On this day, two hundred years ago, 22-year-old John Keats (1795-1821) returned from a walking tour in the Lake Districts and Scotland with some friends, during which he had begun to show symptoms of the tuberculosis that would kill him within three years.
It was 1818: during that year Keats’s health began to fail and his financial difficulties deepened as his brother Tom also was battling tuberculosis and another brother’s poor investment had left him penniless. The one bright spot in his life was his fiancée, Fanny Brawne.
Keats, the eldest of five children born to a lower-middle-class family in London, had worked at a hospital in London as a junior apothecary and surgeon in charge of dressing wounds, but had abandoned medicine to devote himself to poetry.
Progressive tuberculosis, a family disease, led him to Italy hoping a warm climate would ease his condition. He died in Rome in an apartment overlooking the Spanish Steps, when he was only 25 years old.
According to some researchers, mercury was the cause of his death: he had poisoned himself with the disastrous medical treatments of the time
Keats had been a skilled physician, fully aware of the dangers of old-fashioned treatments such as letting blood, cupping and blistering, and – most lethal of all – mercury. But when he abandoned medicine to pursue his poetic career, he neglected
the deadly effects of the cures with which he was treating himself: the use of mercury for an unspecified ailment, probably a venereal disease. Back in London in August 1818 his prolonged recourse to mercury had already poisoned him. It was in this vulnerable state that he spent considerable time nursing his dying brother and, as a result, he contracted the tuberculosis that sent him to an early grave.
Keats expressed the wish that on his tombstone no name or date should be written, only the inscription ‘Here lies one whose name was writ in water’

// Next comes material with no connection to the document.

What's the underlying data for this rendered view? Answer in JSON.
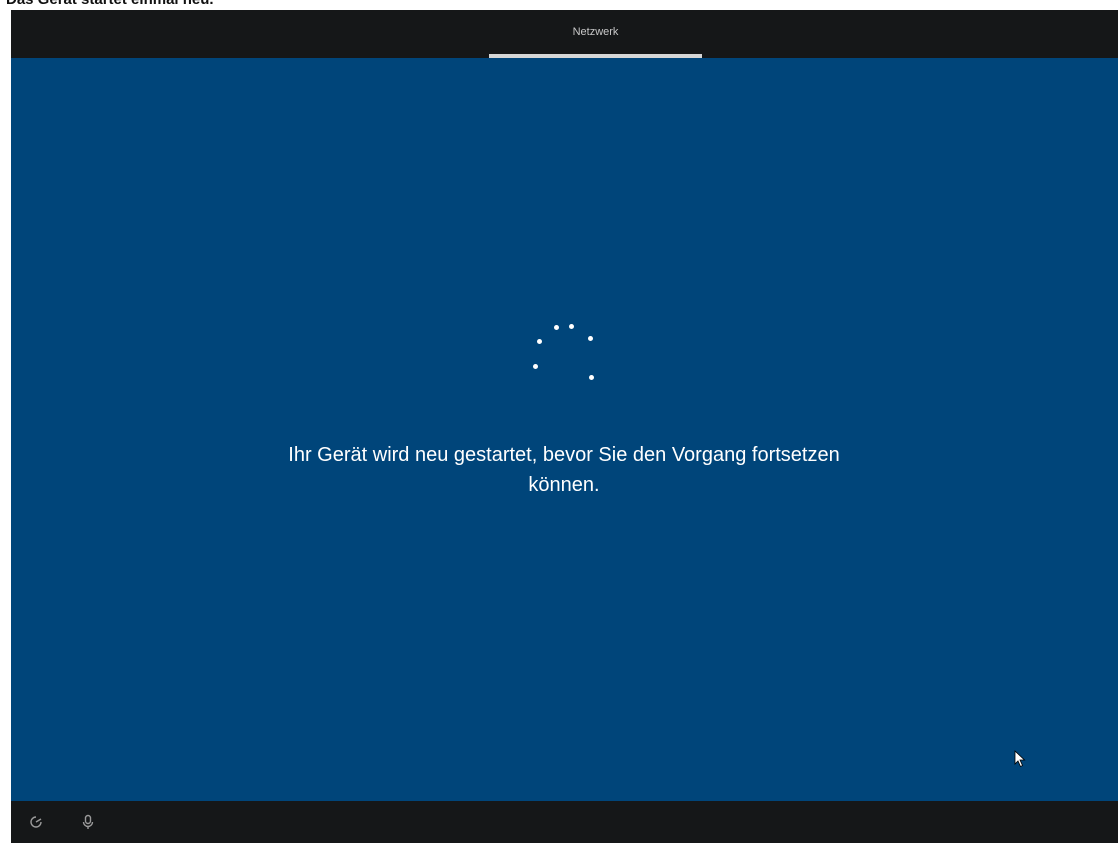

The full inscription on his gravestone in the Non-Catholic Cemetery of Rome, reads:
contains all that was Mortal,
YOUNG ENGLISH POET,
on his Death Bed,
in the Bitterness of his Heart,
at the Malicious Power of his Enemies
these Words to be engraven on his Tomb Stone:
“Here lies One
Whose Name was writ in Water.”
Feb 24 1821